access-list ips-ssl line 6 extended deny tcp any host 172.16.100.2 eq https (hitcnt=22)
access-list ips-ssl line 7 extended deny tcp any host 172.16.100.2 eq ssh (hitcnt=0)
access-list ips-ssl line 8 extended deny ip any host 172.16.100.2 (hitcnt=0)

Mitigation: Fragmented Packet Inspection Evasion Vulnerability

By default, fragmented packets cannot traverse the FWSM. Effective mitigation is provided against the fragmented packet inspection vulnerability as long as the IPS device is screened by FWSM.

Identification: Fragmented Packet Inspection Evasion Vulnerability

Attempts to exploit the fragmented packet inspection evasion vulnerability will create the following syslog message: "106020 (Deny IP teardrop fragment)".

%FWSM-2-106020: Deny IP teardrop fragment
  (size = 20, offset = 0) from 192.168.1.112 to 172.16.100.5

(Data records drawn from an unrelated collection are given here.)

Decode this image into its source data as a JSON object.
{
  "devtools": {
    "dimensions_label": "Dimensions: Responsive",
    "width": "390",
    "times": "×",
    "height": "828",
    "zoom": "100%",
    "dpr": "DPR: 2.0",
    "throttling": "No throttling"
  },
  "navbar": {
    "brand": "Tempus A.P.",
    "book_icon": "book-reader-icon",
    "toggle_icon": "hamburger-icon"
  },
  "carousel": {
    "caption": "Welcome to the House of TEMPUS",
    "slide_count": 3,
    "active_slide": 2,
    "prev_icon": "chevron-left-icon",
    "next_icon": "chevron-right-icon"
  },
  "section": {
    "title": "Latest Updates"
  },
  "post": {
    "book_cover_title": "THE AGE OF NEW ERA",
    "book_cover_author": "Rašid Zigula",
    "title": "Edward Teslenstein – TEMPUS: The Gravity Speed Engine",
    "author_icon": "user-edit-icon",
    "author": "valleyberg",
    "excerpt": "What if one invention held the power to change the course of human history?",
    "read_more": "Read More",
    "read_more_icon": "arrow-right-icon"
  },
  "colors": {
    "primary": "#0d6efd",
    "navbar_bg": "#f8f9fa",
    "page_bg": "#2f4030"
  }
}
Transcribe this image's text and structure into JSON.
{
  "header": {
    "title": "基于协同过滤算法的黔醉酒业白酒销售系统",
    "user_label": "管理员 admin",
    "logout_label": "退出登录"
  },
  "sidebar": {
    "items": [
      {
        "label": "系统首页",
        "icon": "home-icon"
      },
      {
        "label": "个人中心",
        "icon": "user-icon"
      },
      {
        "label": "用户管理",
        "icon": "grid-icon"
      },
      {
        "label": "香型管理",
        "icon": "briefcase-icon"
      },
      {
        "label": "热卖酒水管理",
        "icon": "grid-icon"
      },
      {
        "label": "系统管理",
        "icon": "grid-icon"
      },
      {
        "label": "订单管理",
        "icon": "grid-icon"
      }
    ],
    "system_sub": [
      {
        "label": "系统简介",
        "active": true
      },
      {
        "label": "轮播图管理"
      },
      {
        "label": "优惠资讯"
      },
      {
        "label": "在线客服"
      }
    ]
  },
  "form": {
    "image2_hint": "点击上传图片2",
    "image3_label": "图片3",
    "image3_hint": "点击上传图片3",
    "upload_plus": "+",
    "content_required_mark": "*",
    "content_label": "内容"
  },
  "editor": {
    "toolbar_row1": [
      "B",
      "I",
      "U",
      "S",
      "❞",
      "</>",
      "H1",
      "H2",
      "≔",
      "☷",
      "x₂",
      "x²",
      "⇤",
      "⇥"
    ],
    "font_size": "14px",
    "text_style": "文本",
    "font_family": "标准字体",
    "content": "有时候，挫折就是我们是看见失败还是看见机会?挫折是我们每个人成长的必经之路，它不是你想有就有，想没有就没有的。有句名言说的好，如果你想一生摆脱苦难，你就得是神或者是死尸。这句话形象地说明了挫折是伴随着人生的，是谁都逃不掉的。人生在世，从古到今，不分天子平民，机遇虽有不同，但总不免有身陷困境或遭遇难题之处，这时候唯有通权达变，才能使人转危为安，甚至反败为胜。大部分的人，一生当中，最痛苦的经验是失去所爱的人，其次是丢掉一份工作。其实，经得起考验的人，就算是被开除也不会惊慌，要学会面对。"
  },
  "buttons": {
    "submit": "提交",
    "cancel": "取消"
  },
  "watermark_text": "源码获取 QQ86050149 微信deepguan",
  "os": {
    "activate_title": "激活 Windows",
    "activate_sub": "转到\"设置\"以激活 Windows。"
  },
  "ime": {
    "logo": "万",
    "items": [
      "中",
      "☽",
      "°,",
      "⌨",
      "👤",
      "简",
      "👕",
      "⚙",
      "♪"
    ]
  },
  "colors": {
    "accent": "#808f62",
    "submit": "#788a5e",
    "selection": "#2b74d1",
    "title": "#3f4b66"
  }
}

For more information, refer to Catalyst 6500 Series Switch and Cisco 7600 Series Router Firewall Services Module Logging Configuration and System Log Message 106020.

Cisco IPS Management and Reporting Applications

Identification: SSL Denial of Service

Cisco CS-MARS will report an inactive reporting device after one hour where no events have been received. The IP 10.89.236.158 is the nonreporting IPS device.

cisco-amb-20060922-ips-01.gif

Cisco CSM will report failed HTTP requests when attempting to query the device for statistics or events. The IP 10.89.236.158 is the nonreporting IPS device.

cisco-amb-20060922-ips-02.gif

Additional Information

THIS DOCUMENT IS PROVIDED ON AN "AS IS" BASIS AND DOES NOT IMPLY ANY KIND OF GUARANTEE OR WARRANTY, INCLUDING THE WARRANTIES OF MERCHANTABILITY OR FITNESS FOR A PARTICULAR USE. YOUR USE OF THE INFORMATION ON THE DOCUMENT OR MATERIALS LINKED FROM THE DOCUMENT IS AT YOUR OWN RISK. CISCO RESERVES THE RIGHT TO CHANGE OR UPDATE THIS DOCUMENT AT ANY TIME.

Revision History

Revision 1.0

2006-September-22

Initial public release.

Cisco Security Procedures

Complete information on reporting security vulnerabilities in Cisco products, obtaining assistance with security incidents, and registering to receive security information from Cisco, is available on Cisco's worldwide website at http://www.cisco.com/en/US/products/products_security_vulnerability_policy.html. This includes instructions for press inquiries regarding Cisco security notices. All Cisco security advisories are available at http://www.cisco.com/go/psirt.

Related Information